President Carter was also much condemned for pressing the foundation of human rights whilst it only aggravated the Soviets, radiated a dark covering over arms-control discussions, and endangered growing business associations.
According to Gates, apart from IT being an immaterial disruption, the Western force for human rights motivated rebels throughout the Soviet territory and distressed Soviet leaders that their ruling was being questioned.
As Gates (1997) explains, the Helsinki Watch group that coiled up in Eastern Europe and Moscow gripped merciless interest from the secret police, “but jail, exile, and brutal maltreatment in psychiatric facilities became the subjects of a robust underground literature” (p. 36).
Broadcasting such maltreatment steadily damaged the communist affectations that the party’s rule was founded on anything in addition to the power of the police and army. When Gorbachev, looking for a constituency for transformation, embraced honesty, he summoned to civic life a class previously schooled in non-interventionist debate and disappointed with the heritage of Lenin.
Finally, Bush was assaulted by US activists for his August 1991 speech conveyed in Kiev; capital of Ukraine, after the bonds gripping the Soviet Union jointly had clearly unraveled to the point of contravention. Gorbachev’s transformation had run out of haze and reports of a forceful coup were far-reaching Moscow.
Gates (1997) says that, “the thrashing of Ukraine, deafening in its stress for sovereignty would be the last straw for the man Bush saw as his colleague in maintaining peace” (p.518). Any self-effacing tilt of the cap to Ukrainian expectations would have succeeded Bush approval at home. However, Gates (1997) explains that “he turned down the Ukrainian parliament, in the final weeks of the life of the evil empire” (p. 257).
Regrettably, Robert Gates decided to write down a book seeking broad audience and disregarding source references.. Gate’s book, part of account and part of past review , claims to deal with the whole phase from 1969 to 1991, but it is feeble on the era prior to the 1980’s, except from some fascinating remarks on the Carter administration. It approaches its hold happening on the Reagan and Bush administrators.
Also, even though hyped as the story of the first CIA analyst to turn out to be a director of central intelligence, Gate’s encounters as a sharp analyst were concise.
Moreover, aside from progressively added executive positions and senior staffs in the CIA, almost half of his Washington vocation was used up in three trips to the National Security Council (NSC) STAFF IN THE White House. Gates (1997) puts it in reference to his era in the White House as, “I spent more years working there than any president but Franklin Roosevelt” (p.574).

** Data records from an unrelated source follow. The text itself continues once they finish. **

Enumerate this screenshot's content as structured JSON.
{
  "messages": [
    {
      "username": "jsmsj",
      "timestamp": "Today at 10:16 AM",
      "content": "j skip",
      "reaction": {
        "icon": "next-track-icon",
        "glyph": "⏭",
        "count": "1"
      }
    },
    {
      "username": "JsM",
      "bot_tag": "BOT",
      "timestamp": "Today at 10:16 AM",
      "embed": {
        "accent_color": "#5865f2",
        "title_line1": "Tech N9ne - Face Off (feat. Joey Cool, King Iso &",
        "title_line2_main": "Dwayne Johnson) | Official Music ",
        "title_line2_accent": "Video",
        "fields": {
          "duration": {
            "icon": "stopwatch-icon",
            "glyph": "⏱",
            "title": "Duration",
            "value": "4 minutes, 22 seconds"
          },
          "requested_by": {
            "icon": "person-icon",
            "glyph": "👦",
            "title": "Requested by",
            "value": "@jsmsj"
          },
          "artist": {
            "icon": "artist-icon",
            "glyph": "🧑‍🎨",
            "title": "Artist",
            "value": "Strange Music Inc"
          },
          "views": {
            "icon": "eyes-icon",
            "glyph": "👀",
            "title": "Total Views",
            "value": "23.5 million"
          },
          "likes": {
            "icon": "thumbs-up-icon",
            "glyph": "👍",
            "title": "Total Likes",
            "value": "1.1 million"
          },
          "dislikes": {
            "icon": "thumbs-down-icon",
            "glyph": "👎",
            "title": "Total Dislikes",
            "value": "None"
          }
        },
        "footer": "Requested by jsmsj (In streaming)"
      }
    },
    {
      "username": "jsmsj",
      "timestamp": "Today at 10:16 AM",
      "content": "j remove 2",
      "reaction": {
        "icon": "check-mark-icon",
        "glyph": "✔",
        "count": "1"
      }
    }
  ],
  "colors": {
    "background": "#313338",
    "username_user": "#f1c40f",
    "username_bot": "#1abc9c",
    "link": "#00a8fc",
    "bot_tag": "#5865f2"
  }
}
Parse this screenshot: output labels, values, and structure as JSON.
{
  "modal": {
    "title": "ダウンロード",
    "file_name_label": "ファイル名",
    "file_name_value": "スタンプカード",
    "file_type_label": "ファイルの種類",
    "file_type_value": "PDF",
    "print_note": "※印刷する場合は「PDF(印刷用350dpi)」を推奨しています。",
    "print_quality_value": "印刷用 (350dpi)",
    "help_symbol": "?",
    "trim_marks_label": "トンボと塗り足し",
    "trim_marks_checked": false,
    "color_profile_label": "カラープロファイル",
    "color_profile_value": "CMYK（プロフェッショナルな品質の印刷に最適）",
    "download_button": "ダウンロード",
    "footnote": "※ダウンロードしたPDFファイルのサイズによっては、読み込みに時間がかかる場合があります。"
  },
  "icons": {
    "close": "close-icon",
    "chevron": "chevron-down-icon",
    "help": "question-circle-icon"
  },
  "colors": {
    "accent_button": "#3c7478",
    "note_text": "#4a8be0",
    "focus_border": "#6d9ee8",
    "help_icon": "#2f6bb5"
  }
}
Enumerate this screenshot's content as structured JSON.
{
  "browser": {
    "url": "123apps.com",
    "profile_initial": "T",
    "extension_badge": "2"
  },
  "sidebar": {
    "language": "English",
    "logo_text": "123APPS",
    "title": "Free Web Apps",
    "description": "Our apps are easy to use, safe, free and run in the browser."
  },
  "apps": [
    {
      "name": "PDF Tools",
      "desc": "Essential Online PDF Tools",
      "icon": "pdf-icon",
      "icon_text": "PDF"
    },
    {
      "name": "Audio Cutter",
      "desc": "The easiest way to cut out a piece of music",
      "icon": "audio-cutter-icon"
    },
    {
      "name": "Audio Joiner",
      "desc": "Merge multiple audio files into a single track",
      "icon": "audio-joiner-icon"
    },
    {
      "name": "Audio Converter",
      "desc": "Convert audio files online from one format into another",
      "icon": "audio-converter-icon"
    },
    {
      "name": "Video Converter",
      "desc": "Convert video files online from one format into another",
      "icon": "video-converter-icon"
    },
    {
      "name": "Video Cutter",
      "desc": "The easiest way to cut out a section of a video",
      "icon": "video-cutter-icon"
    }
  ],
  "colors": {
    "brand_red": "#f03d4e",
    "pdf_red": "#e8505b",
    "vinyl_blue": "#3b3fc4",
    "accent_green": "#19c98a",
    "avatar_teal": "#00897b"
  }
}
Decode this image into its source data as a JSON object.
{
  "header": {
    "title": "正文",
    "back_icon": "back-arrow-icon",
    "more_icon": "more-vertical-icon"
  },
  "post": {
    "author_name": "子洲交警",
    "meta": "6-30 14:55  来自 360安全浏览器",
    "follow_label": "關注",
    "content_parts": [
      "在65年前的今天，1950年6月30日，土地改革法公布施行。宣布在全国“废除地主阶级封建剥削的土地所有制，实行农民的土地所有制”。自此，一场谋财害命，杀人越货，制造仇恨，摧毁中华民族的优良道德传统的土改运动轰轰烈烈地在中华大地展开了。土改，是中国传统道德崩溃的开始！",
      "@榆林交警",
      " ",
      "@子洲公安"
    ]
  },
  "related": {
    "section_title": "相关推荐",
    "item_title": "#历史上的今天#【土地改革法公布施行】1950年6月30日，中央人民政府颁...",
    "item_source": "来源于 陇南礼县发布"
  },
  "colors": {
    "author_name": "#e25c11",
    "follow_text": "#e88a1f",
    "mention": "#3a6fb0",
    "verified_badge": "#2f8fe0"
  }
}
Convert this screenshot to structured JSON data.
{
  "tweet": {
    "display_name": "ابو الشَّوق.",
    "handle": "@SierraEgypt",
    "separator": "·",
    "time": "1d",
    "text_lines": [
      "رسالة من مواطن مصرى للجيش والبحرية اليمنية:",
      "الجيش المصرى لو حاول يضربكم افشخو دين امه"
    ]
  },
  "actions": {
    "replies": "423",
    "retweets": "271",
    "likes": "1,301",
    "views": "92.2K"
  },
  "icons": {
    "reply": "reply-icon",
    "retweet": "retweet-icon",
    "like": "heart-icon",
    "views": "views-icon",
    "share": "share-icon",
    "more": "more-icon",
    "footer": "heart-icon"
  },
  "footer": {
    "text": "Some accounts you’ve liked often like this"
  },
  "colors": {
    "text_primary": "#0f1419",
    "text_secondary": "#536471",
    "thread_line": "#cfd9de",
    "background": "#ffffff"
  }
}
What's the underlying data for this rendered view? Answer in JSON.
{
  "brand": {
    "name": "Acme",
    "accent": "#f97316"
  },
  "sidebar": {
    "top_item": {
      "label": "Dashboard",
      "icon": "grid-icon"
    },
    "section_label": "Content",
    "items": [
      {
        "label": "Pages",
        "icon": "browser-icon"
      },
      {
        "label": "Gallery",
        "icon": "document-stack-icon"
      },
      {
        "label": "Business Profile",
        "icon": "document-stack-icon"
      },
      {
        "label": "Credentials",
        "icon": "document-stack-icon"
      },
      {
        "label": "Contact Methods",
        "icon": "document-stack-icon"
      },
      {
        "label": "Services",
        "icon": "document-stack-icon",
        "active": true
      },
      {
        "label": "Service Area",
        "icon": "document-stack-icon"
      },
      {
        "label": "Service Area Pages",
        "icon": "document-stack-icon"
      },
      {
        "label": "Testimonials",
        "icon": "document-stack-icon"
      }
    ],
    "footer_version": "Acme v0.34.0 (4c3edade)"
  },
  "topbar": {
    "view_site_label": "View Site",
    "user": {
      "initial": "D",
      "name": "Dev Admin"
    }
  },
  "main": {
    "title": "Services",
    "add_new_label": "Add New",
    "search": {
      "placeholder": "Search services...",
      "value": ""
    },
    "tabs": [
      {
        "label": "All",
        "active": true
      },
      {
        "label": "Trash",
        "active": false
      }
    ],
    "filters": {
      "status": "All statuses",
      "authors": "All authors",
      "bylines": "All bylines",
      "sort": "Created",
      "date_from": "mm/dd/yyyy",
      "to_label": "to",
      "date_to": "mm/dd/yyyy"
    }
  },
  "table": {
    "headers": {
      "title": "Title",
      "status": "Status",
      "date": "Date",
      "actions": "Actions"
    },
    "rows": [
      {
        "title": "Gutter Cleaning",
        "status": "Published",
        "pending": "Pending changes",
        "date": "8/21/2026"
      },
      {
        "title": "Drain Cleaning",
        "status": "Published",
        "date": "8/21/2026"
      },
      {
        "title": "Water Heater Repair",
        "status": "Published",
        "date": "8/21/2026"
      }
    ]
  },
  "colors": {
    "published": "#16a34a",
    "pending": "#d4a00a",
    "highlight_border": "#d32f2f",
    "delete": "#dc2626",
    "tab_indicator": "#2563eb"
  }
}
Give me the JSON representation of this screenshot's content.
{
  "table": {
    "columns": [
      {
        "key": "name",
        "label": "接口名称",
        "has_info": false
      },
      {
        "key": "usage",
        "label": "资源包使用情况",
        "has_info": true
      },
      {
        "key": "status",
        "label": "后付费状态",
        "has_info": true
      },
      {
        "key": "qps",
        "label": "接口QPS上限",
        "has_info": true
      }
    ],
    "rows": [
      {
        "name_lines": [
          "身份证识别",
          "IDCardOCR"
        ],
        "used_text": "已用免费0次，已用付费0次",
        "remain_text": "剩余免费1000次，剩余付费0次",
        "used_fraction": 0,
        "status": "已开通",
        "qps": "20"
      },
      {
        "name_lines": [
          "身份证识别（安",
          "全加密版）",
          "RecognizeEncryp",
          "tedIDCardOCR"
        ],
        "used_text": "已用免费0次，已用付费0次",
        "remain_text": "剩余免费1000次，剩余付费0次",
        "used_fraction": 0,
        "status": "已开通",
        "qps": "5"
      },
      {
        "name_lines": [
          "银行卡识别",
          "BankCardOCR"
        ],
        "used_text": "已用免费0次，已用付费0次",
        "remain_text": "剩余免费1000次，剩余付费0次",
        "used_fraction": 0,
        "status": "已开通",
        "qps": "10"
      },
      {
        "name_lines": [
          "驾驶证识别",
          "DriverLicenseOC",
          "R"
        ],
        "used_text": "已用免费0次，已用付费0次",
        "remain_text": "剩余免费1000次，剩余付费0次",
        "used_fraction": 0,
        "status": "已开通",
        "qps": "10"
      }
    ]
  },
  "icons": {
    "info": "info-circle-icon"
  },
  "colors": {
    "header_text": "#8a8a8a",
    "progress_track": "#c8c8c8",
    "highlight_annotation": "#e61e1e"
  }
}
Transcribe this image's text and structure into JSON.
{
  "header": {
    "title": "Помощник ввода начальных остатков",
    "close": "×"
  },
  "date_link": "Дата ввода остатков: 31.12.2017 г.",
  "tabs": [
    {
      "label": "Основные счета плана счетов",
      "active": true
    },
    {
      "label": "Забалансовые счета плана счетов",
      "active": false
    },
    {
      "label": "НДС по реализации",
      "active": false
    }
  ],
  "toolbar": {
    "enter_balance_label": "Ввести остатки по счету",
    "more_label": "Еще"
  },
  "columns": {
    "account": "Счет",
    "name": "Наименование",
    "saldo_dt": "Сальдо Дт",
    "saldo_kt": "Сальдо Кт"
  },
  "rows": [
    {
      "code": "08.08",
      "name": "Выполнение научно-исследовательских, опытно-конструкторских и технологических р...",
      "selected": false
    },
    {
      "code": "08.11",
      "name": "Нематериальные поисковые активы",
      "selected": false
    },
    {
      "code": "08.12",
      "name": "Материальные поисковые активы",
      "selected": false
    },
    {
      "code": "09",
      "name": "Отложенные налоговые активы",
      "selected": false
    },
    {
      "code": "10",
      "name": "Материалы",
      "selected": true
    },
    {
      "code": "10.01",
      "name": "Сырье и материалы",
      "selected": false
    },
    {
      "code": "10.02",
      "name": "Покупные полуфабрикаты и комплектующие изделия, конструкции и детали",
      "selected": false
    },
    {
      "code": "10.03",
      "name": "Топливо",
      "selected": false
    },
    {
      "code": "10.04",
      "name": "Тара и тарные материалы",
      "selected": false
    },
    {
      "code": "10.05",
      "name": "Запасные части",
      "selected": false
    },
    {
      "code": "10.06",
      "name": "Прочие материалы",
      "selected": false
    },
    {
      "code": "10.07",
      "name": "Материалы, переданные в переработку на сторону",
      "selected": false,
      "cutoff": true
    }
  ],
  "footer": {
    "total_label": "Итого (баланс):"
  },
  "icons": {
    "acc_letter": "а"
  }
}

Gates has several insightful observations to formulate about American procedures. He portrays attention to the fundamental underlying permanence of rules in all cold war presidents, with a changeable mix of disagreement and varying combinations of hawks and doves in every government.
Specifically, he puts emphasis on the commonly unrewarding continuity of rules under Ronald Reagan and Jimmy Carter, together with a common military increase, a strong line pressing civil rights issues, and even concealed operations. In my opinion, he is right on this.
In conclusion, basing on his access to top secret information, Gates tells the inside story of the five presidents and how they won the cold war. The main thesis of his work is the fall down of the Soviet Union the steps that the United States took so as to speed up its termination.
However, Gate’s book is much criticized. One of the criticisms is that part of account and part of past review , claims to deal with the whole phase from 1969 to 1991, but it is feeble on the era prior to the 1980’s, except from some fascinating remarks on the Carter administration.
Gates, R.M. (1997). From the shadows: the ultimate insider’s story of five presidents and how they won the cold war. New York: Simon & Schuster.